Wariness was not a bad way to go into a week like this. It steeled me for a tough row, and it was a tough week, but not in the ways I imagined. I thought I might be bored out of my skull and confounded by irrelevant inventories and faddish programs. I expected to feel pricked and prodded. Though the week required stamina, I wasn’t bored for a moment. Time was full, but not wasted. I felt tended. On the day before our departure I put finishing touches on my modest CREDO plan. It wasn’t groundbreaking but centering for the moment and possibly useful for the second half of my ministry. Because shift happens, I planned to become a more willing student of change. A modest objective would be attending a transition in ministry conference that I had heard about. You can drown in the waters of change, or you can learn to surf. Further, I’d work harder and smarter trying to treasure the moment, both in my family and work life; I had, over the last year, become too frazzled to be fully present to either.
In a rare moment of good WiFi, I emailed an early draft of my plan to my wife. She wasn’t surprised by my efforts. “You’ve been talking about this stuff for months,” she wrote in an email that I got the next day. Huh? I thought. It took a whole week of sifting and prayer in the Texas hill country to capture on a piece of paper what she already knew.
At least now I’m in on the plan.
We gathered for one final worship service before we loaded onto the charter bus that would take us to the airport. Guide our feet was our prayer. Be Thou Our Vision was our song. My mind wandered during the sermon. I caught words like wander, trust, and surrender. Our worship leader sent us out with this familiar benediction--Now to him who by the power at work within us is able to accomplish abundantly far more than all we can ask or imagine—to him be glory in the church and in Christ Jesus to all generations, forever and ever. Those words soaked in like salve, but the words forever and ever glowed red-hot. I felt like one small link in a fragile chain of hands that stretched a long, long way. When we passed the peace, I held hands with Christopher from North Carolina and Dwight for Ohio who held hands with people who were holding hands with Bathsheba and Augustine who held hands with the likes of my grandkids’ kids and with the woman who discovers the cure for cancer. In this final service of worship the handclasps and hugs felt warmer than usual. This was nostalgia and goodbye and love at work. We were shadowing on earth what the saints do more authentically in heaven.

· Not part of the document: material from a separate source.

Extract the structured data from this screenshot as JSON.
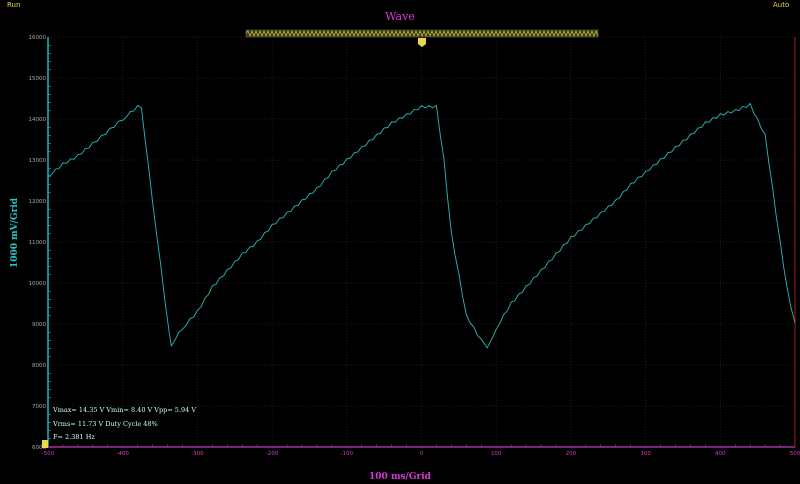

I could feel the power in our touch—though our grip would fail over time and not only our intentions would turn to dust. The peace of Christ be with you, we said, and with you, and you, and you. We had every reason to be glad. God won’t let us go. God’s grip won’t fail. This clumsy dance would go on.
With the words forever and ever resonating in my head,I walked with the others through sunlight across campus to our rooms to retrieve our suitcases. The bus was waiting. The air was crisp and cold. It felt good to walk. The rhythm of worship still quickened my pulse. I wondered what had been happening at my church without me. I looked forward to seeing my family. I played through logistics of travel. I tweaked my CREDO plan. This amalgam of place, community, time of life, and time away brought into a clearer focus the God who had the most ambitious plan of all: to deliver, redeem, and make all things new. My puny plans, I knew, would bloom only to the degree to which I embraced God’s bigger ones—an endeavor worthy of giving my heart.
Guide my feet, I prayed again as I kicked a pebble up the sidewalk. Guide my feet, I hummed. Hold my hand.
I was born and raised in the sight of water in Hampton, Virginia. I was baptized and nurtured in the Presbyterian church. There was never a time when weekly worship attendance, the giving of ...